Microbiome may influence the health of some people diagnosed with autism

Science and Health

A pioneering collaborative study conducted by a global team of microbiome experts has uncovered compelling evidence linking the gut microbiome to autism spectrum disorder (ASD).

The study, involving researchers from the Azrieli Faculty of Medicine of Bar-Ilan University (BIU) in Safed and researchers in the US, UK, Switzerland, Ecuador, Russia, Italy, and China and in partnership with the Israel Autism Biobank and Registry sheds light on the dysregulation of the gut-brain connection in individuals with autism and explores the potential for microbiome-based therapeutic interventions. 

The study has just been published in the prestigious journal Nature Neuroscience under the title “Multilevel analysis of the gut–brain axis shows autism spectrum disorder-associated molecular and microbial profiles.”

Microbiome changes are a common characteristic linked with autism

In simple terms, the study identified consistent differences in the gut microbiome of individuals with autism across various cohorts around the world. (A cohort is a group of people with a shared characteristic.) This suggests that microbiome changes are a common characteristic linked with autism. The researchers also noticed correlations between microbiome changes and immune factors, including the inflammatory marker IL-6, in people with autism. Pilot studies involving fecal microbiome treatment showed the ability to impact the microbial species found in ASD.

“Our collaborative study presents a significant breakthrough, revealing the profound influence of the gut-brain axis on the biology of autism,” said Azrieli Prof. Evan Elliott, a key researcher involved in the study. The correlation between microbiome alterations and immune system markers provides valuable insights into how the gut microbiome may influence the health of individuals diagnosed with autism. Ingesting pills with fecal bacteria for modulating relevant microbial species represents a promising avenue for future therapeutic interventions, he added. 

Prof. Evan Elliott (center) with members of his lab (credit: Azrieli Faculty of Medicine of Bar-Ilan University)

The implications of these findings are far-reaching, the team said, and they support the idea that targeting the gut-brain axis could serve as a therapeutic approach for a specific subgroup of individuals with autism. “By identifying specific markers of gut-brain dysregulation, clinicians may be better equipped to determine which individuals are most likely to benefit from microbiome-related treatments.
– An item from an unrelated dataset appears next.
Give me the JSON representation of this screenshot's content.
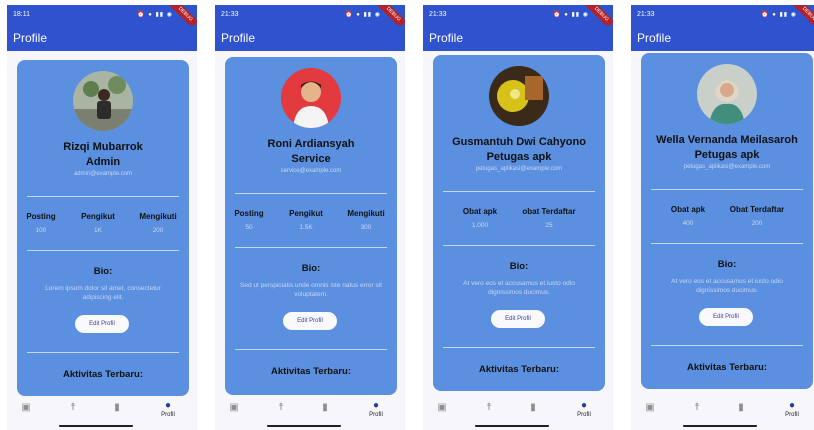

This personalized approach holds the potential to significantly improve outcomes and quality of life for those on the autism spectrum.”

Moving forward, an in-depth analysis of metabolome and immune system characteristics 

Looking ahead, the researchers plan to build upon their findings by conducting an in-depth analysis of metabolome and immune system characteristics in individuals from the Israel Autism Biobank and Registry. (The metabolome is the qualitative and the quantitative collection of all metabolites present in the cell that are required for the maintenance, growth and normal function of a cell.) 

The Israeli-focused study deepens the understanding of the intricate connection between the gut microbiome and its effects on host biology in autism, they said, adding that the team will work closely with affected families to gather additional information crucial for unraveling these complex interactions and informing future therapies.